◆ DATASET
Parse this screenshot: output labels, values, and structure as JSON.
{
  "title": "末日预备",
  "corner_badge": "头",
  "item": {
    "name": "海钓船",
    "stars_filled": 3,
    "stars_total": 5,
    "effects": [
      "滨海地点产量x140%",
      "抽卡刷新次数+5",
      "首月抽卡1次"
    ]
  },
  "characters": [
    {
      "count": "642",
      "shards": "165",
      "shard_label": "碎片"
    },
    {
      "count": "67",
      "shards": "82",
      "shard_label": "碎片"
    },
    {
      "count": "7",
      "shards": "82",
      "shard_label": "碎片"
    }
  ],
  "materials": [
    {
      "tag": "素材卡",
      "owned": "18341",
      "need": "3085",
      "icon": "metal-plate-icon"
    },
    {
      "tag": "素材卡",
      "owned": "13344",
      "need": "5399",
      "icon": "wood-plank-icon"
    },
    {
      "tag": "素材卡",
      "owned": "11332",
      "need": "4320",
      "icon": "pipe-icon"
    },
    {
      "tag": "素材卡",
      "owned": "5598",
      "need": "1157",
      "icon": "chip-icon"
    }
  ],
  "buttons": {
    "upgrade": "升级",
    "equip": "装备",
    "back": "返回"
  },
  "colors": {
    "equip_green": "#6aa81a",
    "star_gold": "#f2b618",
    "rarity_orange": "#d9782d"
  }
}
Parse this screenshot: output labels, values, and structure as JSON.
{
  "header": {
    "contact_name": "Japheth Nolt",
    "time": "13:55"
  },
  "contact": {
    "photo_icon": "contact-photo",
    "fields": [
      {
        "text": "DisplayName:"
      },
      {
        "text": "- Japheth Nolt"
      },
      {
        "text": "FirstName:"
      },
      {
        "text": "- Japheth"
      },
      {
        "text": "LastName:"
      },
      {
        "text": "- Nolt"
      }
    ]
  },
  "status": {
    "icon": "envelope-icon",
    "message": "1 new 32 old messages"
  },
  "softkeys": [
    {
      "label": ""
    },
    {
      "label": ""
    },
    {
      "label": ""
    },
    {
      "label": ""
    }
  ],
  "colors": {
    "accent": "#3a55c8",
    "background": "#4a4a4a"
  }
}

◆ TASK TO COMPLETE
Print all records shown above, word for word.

◆ ANSWER FOR THIS EXERCISE
Parse this screenshot: output labels, values, and structure as JSON.
{
  "title": "末日预备",
  "corner_badge": "头",
  "item": {
    "name": "海钓船",
    "stars_filled": 3,
    "stars_total": 5,
    "effects": [
      "滨海地点产量x140%",
      "抽卡刷新次数+5",
      "首月抽卡1次"
    ]
  },
  "characters": [
    {
      "count": "642",
      "shards": "165",
      "shard_label": "碎片"
    },
    {
      "count": "67",
      "shards": "82",
      "shard_label": "碎片"
    },
    {
      "count": "7",
      "shards": "82",
      "shard_label": "碎片"
    }
  ],
  "materials": [
    {
      "tag": "素材卡",
      "owned": "18341",
      "need": "3085",
      "icon": "metal-plate-icon"
    },
    {
      "tag": "素材卡",
      "owned": "13344",
      "need": "5399",
      "icon": "wood-plank-icon"
    },
    {
      "tag": "素材卡",
      "owned": "11332",
      "need": "4320",
      "icon": "pipe-icon"
    },
    {
      "tag": "素材卡",
      "owned": "5598",
      "need": "1157",
      "icon": "chip-icon"
    }
  ],
  "buttons": {
    "upgrade": "升级",
    "equip": "装备",
    "back": "返回"
  },
  "colors": {
    "equip_green": "#6aa81a",
    "star_gold": "#f2b618",
    "rarity_orange": "#d9782d"
  }
}
Parse this screenshot: output labels, values, and structure as JSON.
{
  "header": {
    "contact_name": "Japheth Nolt",
    "time": "13:55"
  },
  "contact": {
    "photo_icon": "contact-photo",
    "fields": [
      {
        "text": "DisplayName:"
      },
      {
        "text": "- Japheth Nolt"
      },
      {
        "text": "FirstName:"
      },
      {
        "text": "- Japheth"
      },
      {
        "text": "LastName:"
      },
      {
        "text": "- Nolt"
      }
    ]
  },
  "status": {
    "icon": "envelope-icon",
    "message": "1 new 32 old messages"
  },
  "softkeys": [
    {
      "label": ""
    },
    {
      "label": ""
    },
    {
      "label": ""
    },
    {
      "label": ""
    }
  ],
  "colors": {
    "accent": "#3a55c8",
    "background": "#4a4a4a"
  }
}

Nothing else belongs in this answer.